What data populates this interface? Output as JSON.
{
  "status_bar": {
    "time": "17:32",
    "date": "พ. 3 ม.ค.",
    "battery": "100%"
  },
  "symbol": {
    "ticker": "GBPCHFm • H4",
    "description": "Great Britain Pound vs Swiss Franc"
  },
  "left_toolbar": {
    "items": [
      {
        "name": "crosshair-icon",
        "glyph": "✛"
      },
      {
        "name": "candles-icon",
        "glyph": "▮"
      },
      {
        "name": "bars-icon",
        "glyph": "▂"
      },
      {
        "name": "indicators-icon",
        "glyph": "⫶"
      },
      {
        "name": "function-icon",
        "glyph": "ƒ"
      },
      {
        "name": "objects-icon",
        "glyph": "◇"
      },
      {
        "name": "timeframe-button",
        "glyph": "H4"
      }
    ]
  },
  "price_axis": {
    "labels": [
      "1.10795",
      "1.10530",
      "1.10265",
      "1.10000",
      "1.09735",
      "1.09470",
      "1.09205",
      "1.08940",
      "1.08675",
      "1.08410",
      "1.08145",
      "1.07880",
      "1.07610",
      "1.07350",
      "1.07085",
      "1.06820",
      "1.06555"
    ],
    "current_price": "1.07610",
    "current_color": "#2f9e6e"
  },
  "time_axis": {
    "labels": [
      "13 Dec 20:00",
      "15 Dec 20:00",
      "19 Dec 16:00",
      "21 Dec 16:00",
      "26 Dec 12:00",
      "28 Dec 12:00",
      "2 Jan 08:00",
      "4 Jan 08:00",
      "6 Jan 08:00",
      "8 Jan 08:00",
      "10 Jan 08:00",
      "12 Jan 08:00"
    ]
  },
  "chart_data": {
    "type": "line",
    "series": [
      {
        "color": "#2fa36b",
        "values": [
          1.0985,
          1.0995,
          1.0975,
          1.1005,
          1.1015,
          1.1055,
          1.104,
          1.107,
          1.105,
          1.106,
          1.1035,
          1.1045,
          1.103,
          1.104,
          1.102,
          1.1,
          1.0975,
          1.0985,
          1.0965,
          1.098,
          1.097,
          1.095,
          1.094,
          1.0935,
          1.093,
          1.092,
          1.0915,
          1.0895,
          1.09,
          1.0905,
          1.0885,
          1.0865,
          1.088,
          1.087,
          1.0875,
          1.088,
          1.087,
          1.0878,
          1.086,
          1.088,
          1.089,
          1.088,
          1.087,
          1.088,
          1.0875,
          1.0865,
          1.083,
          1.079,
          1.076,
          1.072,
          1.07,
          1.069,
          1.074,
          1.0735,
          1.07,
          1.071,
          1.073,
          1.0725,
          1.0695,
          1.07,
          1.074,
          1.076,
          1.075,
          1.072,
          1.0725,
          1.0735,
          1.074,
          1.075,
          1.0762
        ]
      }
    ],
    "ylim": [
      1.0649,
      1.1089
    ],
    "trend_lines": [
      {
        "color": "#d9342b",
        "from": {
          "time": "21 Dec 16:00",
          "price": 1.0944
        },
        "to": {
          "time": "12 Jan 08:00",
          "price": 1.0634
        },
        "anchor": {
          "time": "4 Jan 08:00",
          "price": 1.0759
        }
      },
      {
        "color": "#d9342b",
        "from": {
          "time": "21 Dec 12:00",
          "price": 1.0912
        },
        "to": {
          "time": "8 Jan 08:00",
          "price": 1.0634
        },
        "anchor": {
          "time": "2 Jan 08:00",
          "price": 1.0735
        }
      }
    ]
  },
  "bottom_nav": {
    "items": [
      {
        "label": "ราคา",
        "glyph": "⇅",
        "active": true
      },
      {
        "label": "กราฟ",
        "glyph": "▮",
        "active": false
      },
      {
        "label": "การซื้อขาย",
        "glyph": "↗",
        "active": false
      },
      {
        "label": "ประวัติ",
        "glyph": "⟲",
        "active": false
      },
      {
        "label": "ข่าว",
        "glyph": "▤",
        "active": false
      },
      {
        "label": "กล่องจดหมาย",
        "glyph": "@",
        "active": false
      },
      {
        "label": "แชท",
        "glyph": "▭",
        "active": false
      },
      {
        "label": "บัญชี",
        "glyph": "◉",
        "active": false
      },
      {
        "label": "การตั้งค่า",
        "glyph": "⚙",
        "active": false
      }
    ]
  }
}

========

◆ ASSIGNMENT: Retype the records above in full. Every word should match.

◆ OUTPUT FOR THIS TASK:
What data populates this interface? Output as JSON.
{
  "status_bar": {
    "time": "17:32",
    "date": "พ. 3 ม.ค.",
    "battery": "100%"
  },
  "symbol": {
    "ticker": "GBPCHFm • H4",
    "description": "Great Britain Pound vs Swiss Franc"
  },
  "left_toolbar": {
    "items": [
      {
        "name": "crosshair-icon",
        "glyph": "✛"
      },
      {
        "name": "candles-icon",
        "glyph": "▮"
      },
      {
        "name": "bars-icon",
        "glyph": "▂"
      },
      {
        "name": "indicators-icon",
        "glyph": "⫶"
      },
      {
        "name": "function-icon",
        "glyph": "ƒ"
      },
      {
        "name": "objects-icon",
        "glyph": "◇"
      },
      {
        "name": "timeframe-button",
        "glyph": "H4"
      }
    ]
  },
  "price_axis": {
    "labels": [
      "1.10795",
      "1.10530",
      "1.10265",
      "1.10000",
      "1.09735",
      "1.09470",
      "1.09205",
      "1.08940",
      "1.08675",
      "1.08410",
      "1.08145",
      "1.07880",
      "1.07610",
      "1.07350",
      "1.07085",
      "1.06820",
      "1.06555"
    ],
    "current_price": "1.07610",
    "current_color": "#2f9e6e"
  },
  "time_axis": {
    "labels": [
      "13 Dec 20:00",
      "15 Dec 20:00",
      "19 Dec 16:00",
      "21 Dec 16:00",
      "26 Dec 12:00",
      "28 Dec 12:00",
      "2 Jan 08:00",
      "4 Jan 08:00",
      "6 Jan 08:00",
      "8 Jan 08:00",
      "10 Jan 08:00",
      "12 Jan 08:00"
    ]
  },
  "chart_data": {
    "type": "line",
    "series": [
      {
        "color": "#2fa36b",
        "values": [
          1.0985,
          1.0995,
          1.0975,
          1.1005,
          1.1015,
          1.1055,
          1.104,
          1.107,
          1.105,
          1.106,
          1.1035,
          1.1045,
          1.103,
          1.104,
          1.102,
          1.1,
          1.0975,
          1.0985,
          1.0965,
          1.098,
          1.097,
          1.095,
          1.094,
          1.0935,
          1.093,
          1.092,
          1.0915,
          1.0895,
          1.09,
          1.0905,
          1.0885,
          1.0865,
          1.088,
          1.087,
          1.0875,
          1.088,
          1.087,
          1.0878,
          1.086,
          1.088,
          1.089,
          1.088,
          1.087,
          1.088,
          1.0875,
          1.0865,
          1.083,
          1.079,
          1.076,
          1.072,
          1.07,
          1.069,
          1.074,
          1.0735,
          1.07,
          1.071,
          1.073,
          1.0725,
          1.0695,
          1.07,
          1.074,
          1.076,
          1.075,
          1.072,
          1.0725,
          1.0735,
          1.074,
          1.075,
          1.0762
        ]
      }
    ],
    "ylim": [
      1.0649,
      1.1089
    ],
    "trend_lines": [
      {
        "color": "#d9342b",
        "from": {
          "time": "21 Dec 16:00",
          "price": 1.0944
        },
        "to": {
          "time": "12 Jan 08:00",
          "price": 1.0634
        },
        "anchor": {
          "time": "4 Jan 08:00",
          "price": 1.0759
        }
      },
      {
        "color": "#d9342b",
        "from": {
          "time": "21 Dec 12:00",
          "price": 1.0912
        },
        "to": {
          "time": "8 Jan 08:00",
          "price": 1.0634
        },
        "anchor": {
          "time": "2 Jan 08:00",
          "price": 1.0735
        }
      }
    ]
  },
  "bottom_nav": {
    "items": [
      {
        "label": "ราคา",
        "glyph": "⇅",
        "active": true
      },
      {
        "label": "กราฟ",
        "glyph": "▮",
        "active": false
      },
      {
        "label": "การซื้อขาย",
        "glyph": "↗",
        "active": false
      },
      {
        "label": "ประวัติ",
        "glyph": "⟲",
        "active": false
      },
      {
        "label": "ข่าว",
        "glyph": "▤",
        "active": false
      },
      {
        "label": "กล่องจดหมาย",
        "glyph": "@",
        "active": false
      },
      {
        "label": "แชท",
        "glyph": "▭",
        "active": false
      },
      {
        "label": "บัญชี",
        "glyph": "◉",
        "active": false
      },
      {
        "label": "การตั้งค่า",
        "glyph": "⚙",
        "active": false
      }
    ]
  }
}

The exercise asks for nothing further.